## Your objective
Copy out the data that comes next, character for character, and leave the images aside.

#### Data for processing ####

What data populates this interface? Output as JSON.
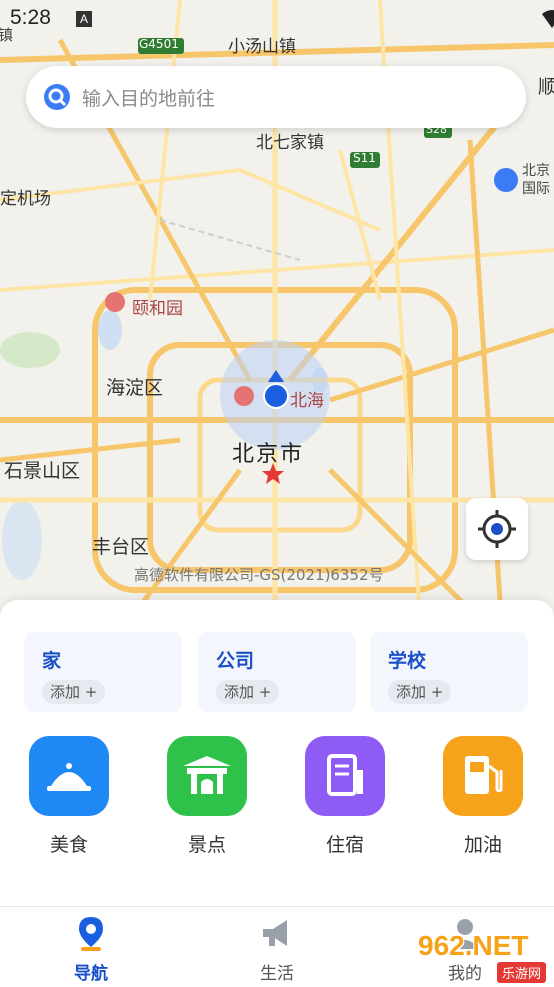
{
  "status_bar": {
    "time": "5:28",
    "notification": "A"
  },
  "search": {
    "placeholder": "输入目的地前往"
  },
  "map": {
    "labels": {
      "xiaotangshan": "小汤山镇",
      "beiqijia": "北七家镇",
      "jichang": "定机场",
      "yiheyuan": "颐和园",
      "haidian": "海淀区",
      "beihai": "北海",
      "beijing": "北京市",
      "shijingshan": "石景山区",
      "fengtai": "丰台区",
      "g4501": "G4501",
      "s11": "S11",
      "s28": "S28",
      "airport": "北京\n国际",
      "left_edge": "镇",
      "right_edge": "顺"
    },
    "copyright": "高德软件有限公司-GS(2021)6352号"
  },
  "shortcuts": [
    {
      "title": "家",
      "action": "添加 +"
    },
    {
      "title": "公司",
      "action": "添加 +"
    },
    {
      "title": "学校",
      "action": "添加 +"
    }
  ],
  "categories": [
    {
      "label": "美食",
      "icon": "food-icon",
      "color": "#1e88f5"
    },
    {
      "label": "景点",
      "icon": "scenic-icon",
      "color": "#2ec24a"
    },
    {
      "label": "住宿",
      "icon": "hotel-icon",
      "color": "#8f5bf5"
    },
    {
      "label": "加油",
      "icon": "gas-icon",
      "color": "#f7a21b"
    }
  ],
  "tabs": [
    {
      "label": "导航",
      "active": true
    },
    {
      "label": "生活",
      "active": false
    },
    {
      "label": "我的",
      "active": false
    }
  ],
  "watermark": {
    "text": "962.NET",
    "sub": "乐游网"
  },
  "colors": {
    "accent": "#1a4fc8",
    "road_major": "#f7c66a",
    "road_minor": "#fde5a6"
  }
}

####

## The completed task
What data populates this interface? Output as JSON.
{
  "status_bar": {
    "time": "5:28",
    "notification": "A"
  },
  "search": {
    "placeholder": "输入目的地前往"
  },
  "map": {
    "labels": {
      "xiaotangshan": "小汤山镇",
      "beiqijia": "北七家镇",
      "jichang": "定机场",
      "yiheyuan": "颐和园",
      "haidian": "海淀区",
      "beihai": "北海",
      "beijing": "北京市",
      "shijingshan": "石景山区",
      "fengtai": "丰台区",
      "g4501": "G4501",
      "s11": "S11",
      "s28": "S28",
      "airport": "北京\n国际",
      "left_edge": "镇",
      "right_edge": "顺"
    },
    "copyright": "高德软件有限公司-GS(2021)6352号"
  },
  "shortcuts": [
    {
      "title": "家",
      "action": "添加 +"
    },
    {
      "title": "公司",
      "action": "添加 +"
    },
    {
      "title": "学校",
      "action": "添加 +"
    }
  ],
  "categories": [
    {
      "label": "美食",
      "icon": "food-icon",
      "color": "#1e88f5"
    },
    {
      "label": "景点",
      "icon": "scenic-icon",
      "color": "#2ec24a"
    },
    {
      "label": "住宿",
      "icon": "hotel-icon",
      "color": "#8f5bf5"
    },
    {
      "label": "加油",
      "icon": "gas-icon",
      "color": "#f7a21b"
    }
  ],
  "tabs": [
    {
      "label": "导航",
      "active": true
    },
    {
      "label": "生活",
      "active": false
    },
    {
      "label": "我的",
      "active": false
    }
  ],
  "watermark": {
    "text": "962.NET",
    "sub": "乐游网"
  },
  "colors": {
    "accent": "#1a4fc8",
    "road_major": "#f7c66a",
    "road_minor": "#fde5a6"
  }
}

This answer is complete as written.